Give back all of the data exactly as it appears here.

> **Extracted information**
------------

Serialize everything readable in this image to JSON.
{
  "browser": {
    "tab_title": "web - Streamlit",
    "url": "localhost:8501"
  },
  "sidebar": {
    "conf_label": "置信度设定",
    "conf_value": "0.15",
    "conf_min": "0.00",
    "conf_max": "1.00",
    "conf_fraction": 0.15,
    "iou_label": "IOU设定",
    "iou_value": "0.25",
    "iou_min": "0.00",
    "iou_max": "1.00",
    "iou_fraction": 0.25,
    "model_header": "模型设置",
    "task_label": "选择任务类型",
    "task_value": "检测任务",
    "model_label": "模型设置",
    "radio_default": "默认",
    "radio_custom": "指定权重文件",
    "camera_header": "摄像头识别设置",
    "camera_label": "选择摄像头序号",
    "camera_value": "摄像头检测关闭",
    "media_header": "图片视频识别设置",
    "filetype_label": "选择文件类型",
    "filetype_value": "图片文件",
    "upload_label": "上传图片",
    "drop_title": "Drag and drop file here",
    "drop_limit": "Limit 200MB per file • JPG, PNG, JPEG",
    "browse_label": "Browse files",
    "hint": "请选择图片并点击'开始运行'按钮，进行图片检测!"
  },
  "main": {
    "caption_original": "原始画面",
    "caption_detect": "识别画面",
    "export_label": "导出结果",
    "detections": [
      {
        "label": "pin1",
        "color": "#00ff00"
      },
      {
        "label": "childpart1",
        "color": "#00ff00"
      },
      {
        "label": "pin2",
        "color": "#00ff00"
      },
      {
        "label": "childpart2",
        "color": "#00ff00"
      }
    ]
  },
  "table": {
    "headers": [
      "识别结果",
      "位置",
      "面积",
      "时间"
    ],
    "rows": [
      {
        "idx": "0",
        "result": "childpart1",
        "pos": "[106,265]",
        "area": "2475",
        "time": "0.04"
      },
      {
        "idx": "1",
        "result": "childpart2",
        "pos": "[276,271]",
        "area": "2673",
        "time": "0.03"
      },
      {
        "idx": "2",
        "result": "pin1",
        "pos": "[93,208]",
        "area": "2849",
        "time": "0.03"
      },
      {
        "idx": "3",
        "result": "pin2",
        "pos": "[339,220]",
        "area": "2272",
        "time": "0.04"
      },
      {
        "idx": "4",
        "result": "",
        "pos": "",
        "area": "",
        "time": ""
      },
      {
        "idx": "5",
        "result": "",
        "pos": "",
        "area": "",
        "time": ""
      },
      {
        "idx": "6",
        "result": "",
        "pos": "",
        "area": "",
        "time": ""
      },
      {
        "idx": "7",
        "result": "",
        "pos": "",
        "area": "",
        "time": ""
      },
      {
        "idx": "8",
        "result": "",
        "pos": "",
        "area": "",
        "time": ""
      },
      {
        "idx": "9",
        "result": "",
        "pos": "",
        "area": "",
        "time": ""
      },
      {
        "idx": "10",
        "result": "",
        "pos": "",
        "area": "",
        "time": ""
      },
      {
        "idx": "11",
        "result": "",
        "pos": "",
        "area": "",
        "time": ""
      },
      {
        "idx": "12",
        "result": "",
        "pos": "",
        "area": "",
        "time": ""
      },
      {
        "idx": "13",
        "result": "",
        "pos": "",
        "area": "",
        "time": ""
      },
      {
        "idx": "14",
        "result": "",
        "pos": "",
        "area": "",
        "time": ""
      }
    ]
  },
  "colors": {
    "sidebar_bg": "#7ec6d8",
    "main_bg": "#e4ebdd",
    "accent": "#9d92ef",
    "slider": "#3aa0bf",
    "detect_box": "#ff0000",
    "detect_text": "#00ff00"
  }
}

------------

> **Answer space**
Serialize everything readable in this image to JSON.
{
  "browser": {
    "tab_title": "web - Streamlit",
    "url": "localhost:8501"
  },
  "sidebar": {
    "conf_label": "置信度设定",
    "conf_value": "0.15",
    "conf_min": "0.00",
    "conf_max": "1.00",
    "conf_fraction": 0.15,
    "iou_label": "IOU设定",
    "iou_value": "0.25",
    "iou_min": "0.00",
    "iou_max": "1.00",
    "iou_fraction": 0.25,
    "model_header": "模型设置",
    "task_label": "选择任务类型",
    "task_value": "检测任务",
    "model_label": "模型设置",
    "radio_default": "默认",
    "radio_custom": "指定权重文件",
    "camera_header": "摄像头识别设置",
    "camera_label": "选择摄像头序号",
    "camera_value": "摄像头检测关闭",
    "media_header": "图片视频识别设置",
    "filetype_label": "选择文件类型",
    "filetype_value": "图片文件",
    "upload_label": "上传图片",
    "drop_title": "Drag and drop file here",
    "drop_limit": "Limit 200MB per file • JPG, PNG, JPEG",
    "browse_label": "Browse files",
    "hint": "请选择图片并点击'开始运行'按钮，进行图片检测!"
  },
  "main": {
    "caption_original": "原始画面",
    "caption_detect": "识别画面",
    "export_label": "导出结果",
    "detections": [
      {
        "label": "pin1",
        "color": "#00ff00"
      },
      {
        "label": "childpart1",
        "color": "#00ff00"
      },
      {
        "label": "pin2",
        "color": "#00ff00"
      },
      {
        "label": "childpart2",
        "color": "#00ff00"
      }
    ]
  },
  "table": {
    "headers": [
      "识别结果",
      "位置",
      "面积",
      "时间"
    ],
    "rows": [
      {
        "idx": "0",
        "result": "childpart1",
        "pos": "[106,265]",
        "area": "2475",
        "time": "0.04"
      },
      {
        "idx": "1",
        "result": "childpart2",
        "pos": "[276,271]",
        "area": "2673",
        "time": "0.03"
      },
      {
        "idx": "2",
        "result": "pin1",
        "pos": "[93,208]",
        "area": "2849",
        "time": "0.03"
      },
      {
        "idx": "3",
        "result": "pin2",
        "pos": "[339,220]",
        "area": "2272",
        "time": "0.04"
      },
      {
        "idx": "4",
        "result": "",
        "pos": "",
        "area": "",
        "time": ""
      },
      {
        "idx": "5",
        "result": "",
        "pos": "",
        "area": "",
        "time": ""
      },
      {
        "idx": "6",
        "result": "",
        "pos": "",
        "area": "",
        "time": ""
      },
      {
        "idx": "7",
        "result": "",
        "pos": "",
        "area": "",
        "time": ""
      },
      {
        "idx": "8",
        "result": "",
        "pos": "",
        "area": "",
        "time": ""
      },
      {
        "idx": "9",
        "result": "",
        "pos": "",
        "area": "",
        "time": ""
      },
      {
        "idx": "10",
        "result": "",
        "pos": "",
        "area": "",
        "time": ""
      },
      {
        "idx": "11",
        "result": "",
        "pos": "",
        "area": "",
        "time": ""
      },
      {
        "idx": "12",
        "result": "",
        "pos": "",
        "area": "",
        "time": ""
      },
      {
        "idx": "13",
        "result": "",
        "pos": "",
        "area": "",
        "time": ""
      },
      {
        "idx": "14",
        "result": "",
        "pos": "",
        "area": "",
        "time": ""
      }
    ]
  },
  "colors": {
    "sidebar_bg": "#7ec6d8",
    "main_bg": "#e4ebdd",
    "accent": "#9d92ef",
    "slider": "#3aa0bf",
    "detect_box": "#ff0000",
    "detect_text": "#00ff00"
  }
}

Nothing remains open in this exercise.